§ DIRECTIONS
From the listing below, return each line that includes "label".
---------- GIVEN DATA
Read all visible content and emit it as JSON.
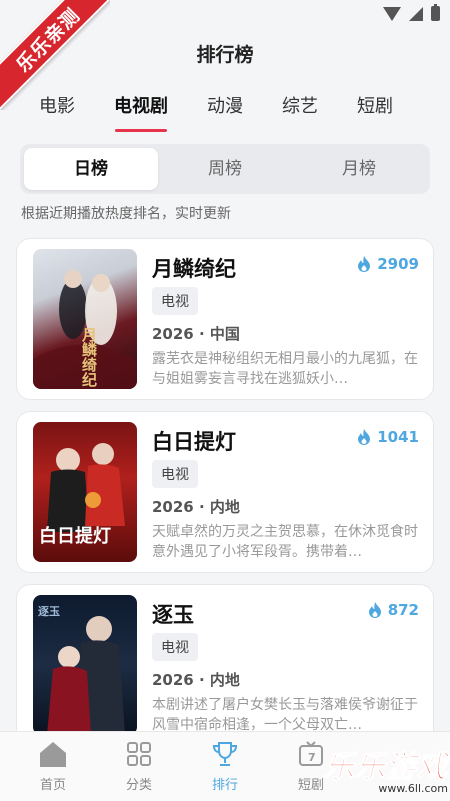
{
  "ribbon": "乐乐亲测",
  "page_title": "排行榜",
  "category_tabs": [
    {
      "label": "电影"
    },
    {
      "label": "电视剧"
    },
    {
      "label": "动漫"
    },
    {
      "label": "综艺"
    },
    {
      "label": "短剧"
    }
  ],
  "active_category": "电视剧",
  "rank_periods": [
    {
      "label": "日榜"
    },
    {
      "label": "周榜"
    },
    {
      "label": "月榜"
    }
  ],
  "active_period": "日榜",
  "hint": "根据近期播放热度排名，实时更新",
  "items": [
    {
      "title": "月鳞绮纪",
      "heat": "2909",
      "tag": "电视",
      "meta": "2026 · 中国",
      "desc": "露芜衣是神秘组织无相月最小的九尾狐，在与姐姐雾妄言寻找在逃狐妖小…",
      "poster_text": "月鳞绮纪"
    },
    {
      "title": "白日提灯",
      "heat": "1041",
      "tag": "电视",
      "meta": "2026 · 内地",
      "desc": "天赋卓然的万灵之主贺思慕，在休沐觅食时意外遇见了小将军段胥。携带着…",
      "poster_text": "白日提灯"
    },
    {
      "title": "逐玉",
      "heat": "872",
      "tag": "电视",
      "meta": "2026 · 内地",
      "desc": "本剧讲述了屠户女樊长玉与落难侯爷谢征于风雪中宿命相逢，一个父母双亡…",
      "poster_text": "逐玉"
    }
  ],
  "bottom_nav": [
    {
      "label": "首页",
      "icon": "home-icon"
    },
    {
      "label": "分类",
      "icon": "grid-icon"
    },
    {
      "label": "排行",
      "icon": "trophy-icon"
    },
    {
      "label": "短剧",
      "icon": "tv-icon"
    }
  ],
  "active_nav": "排行",
  "nav_badge": "7",
  "watermark": {
    "text": "乐乐游戏",
    "url": "www.6ll.com"
  },
  "colors": {
    "accent": "#4ea7e0",
    "underline": "#e8344a",
    "ribbon": "#d7262d"
  }
}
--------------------
§ PROBLEM SOLUTION
      "label": "电影"
      "label": "电视剧"
      "label": "动漫"
      "label": "综艺"
      "label": "短剧"
      "label": "日榜"
      "label": "周榜"
      "label": "月榜"
      "label": "首页",
      "label": "分类",
      "label": "排行",
      "label": "短剧",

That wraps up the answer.